Whenever Gabe Brown flies along the baseline for a thundering slam or when he seamlessly catches a ball in transition and connects on a difficult three-pointer you think to yourself, “What if he could ever do it consistently?“ Consistency has been an issue for Brown his entire career and that was also the case this past season. Now he has developed into a very efficient offensive player, but that should also lead to him demanding more shots and getting himself more opportunities. Too often Brown just gets lost somewhere in the corners and doesn’t even come close to realizing his full potential. The biggest issues that are holding him back are his handles and his passing ability. Brown has a tough time taking any opponent off the dribble and when he isn’t set up he finds it hard to make an impact as a scorer. He still hasn’t shown great passing instincts either and rarely makes plays for others. Both these things go hand in hand of course hurt his overall importance to the team.

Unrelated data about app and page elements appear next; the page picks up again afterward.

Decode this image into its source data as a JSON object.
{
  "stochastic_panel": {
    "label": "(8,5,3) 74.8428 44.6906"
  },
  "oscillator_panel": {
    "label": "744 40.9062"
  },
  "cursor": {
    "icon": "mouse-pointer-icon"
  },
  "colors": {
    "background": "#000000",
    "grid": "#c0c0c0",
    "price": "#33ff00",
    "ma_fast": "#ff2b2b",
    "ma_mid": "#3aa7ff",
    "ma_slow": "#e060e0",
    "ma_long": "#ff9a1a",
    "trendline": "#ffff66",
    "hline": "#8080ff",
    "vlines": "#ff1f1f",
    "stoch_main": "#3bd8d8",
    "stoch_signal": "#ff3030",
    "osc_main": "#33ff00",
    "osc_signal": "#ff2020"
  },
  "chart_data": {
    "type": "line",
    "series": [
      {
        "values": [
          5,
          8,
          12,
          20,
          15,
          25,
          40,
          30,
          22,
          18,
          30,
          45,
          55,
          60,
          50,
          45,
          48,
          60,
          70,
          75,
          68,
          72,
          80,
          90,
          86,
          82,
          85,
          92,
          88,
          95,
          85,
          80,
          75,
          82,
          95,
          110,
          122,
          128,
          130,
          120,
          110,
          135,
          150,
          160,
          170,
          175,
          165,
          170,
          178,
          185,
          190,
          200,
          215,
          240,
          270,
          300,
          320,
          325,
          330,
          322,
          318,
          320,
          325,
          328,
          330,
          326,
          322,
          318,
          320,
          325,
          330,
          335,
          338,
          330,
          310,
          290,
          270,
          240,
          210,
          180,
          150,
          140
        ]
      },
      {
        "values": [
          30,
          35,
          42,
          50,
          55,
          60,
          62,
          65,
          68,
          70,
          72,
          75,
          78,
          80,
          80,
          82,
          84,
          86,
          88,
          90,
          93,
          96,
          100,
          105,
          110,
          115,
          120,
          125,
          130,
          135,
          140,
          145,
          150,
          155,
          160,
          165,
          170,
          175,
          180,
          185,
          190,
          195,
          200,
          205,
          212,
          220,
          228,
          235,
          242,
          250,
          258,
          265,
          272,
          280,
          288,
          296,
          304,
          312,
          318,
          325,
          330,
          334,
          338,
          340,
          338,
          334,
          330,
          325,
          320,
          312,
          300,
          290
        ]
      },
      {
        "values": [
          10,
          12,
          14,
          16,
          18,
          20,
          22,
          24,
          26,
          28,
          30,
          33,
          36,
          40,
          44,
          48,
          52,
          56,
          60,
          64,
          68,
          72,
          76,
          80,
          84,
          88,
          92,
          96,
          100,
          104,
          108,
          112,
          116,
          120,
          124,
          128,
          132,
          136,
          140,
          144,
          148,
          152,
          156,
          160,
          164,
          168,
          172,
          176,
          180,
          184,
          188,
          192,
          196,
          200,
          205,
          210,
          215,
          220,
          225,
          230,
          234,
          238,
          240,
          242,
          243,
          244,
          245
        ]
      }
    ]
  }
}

Brown should also be much more advanced as a rebounder. Not many college wings can even think about matching his length and his athleticism at 6-feet-8-inches tall. The combination of those two things should be absolutely deadly on the glass. While he had the excuse of lacking weight his first two years he definitely is put together pretty well now and should get many more boards than the 2.7 per game he got last season. Instincts play a big part in rebounding, too, and just like in other areas, Brown at times seems to be a little lacking in that regard.

THE FUTURE

Gabe Brown always had loads of untapped potential, but now he only has one more year left to realize it. Considering the roster makeup and his work ethic, I have no doubt in my mind that he will raise his game as a senior. The big question will be by how much? He most likely will be a starter, but without more consistency it will be hard for him to be much more than the very good role player he already is now.

OVERALL SEASON GRADE

C+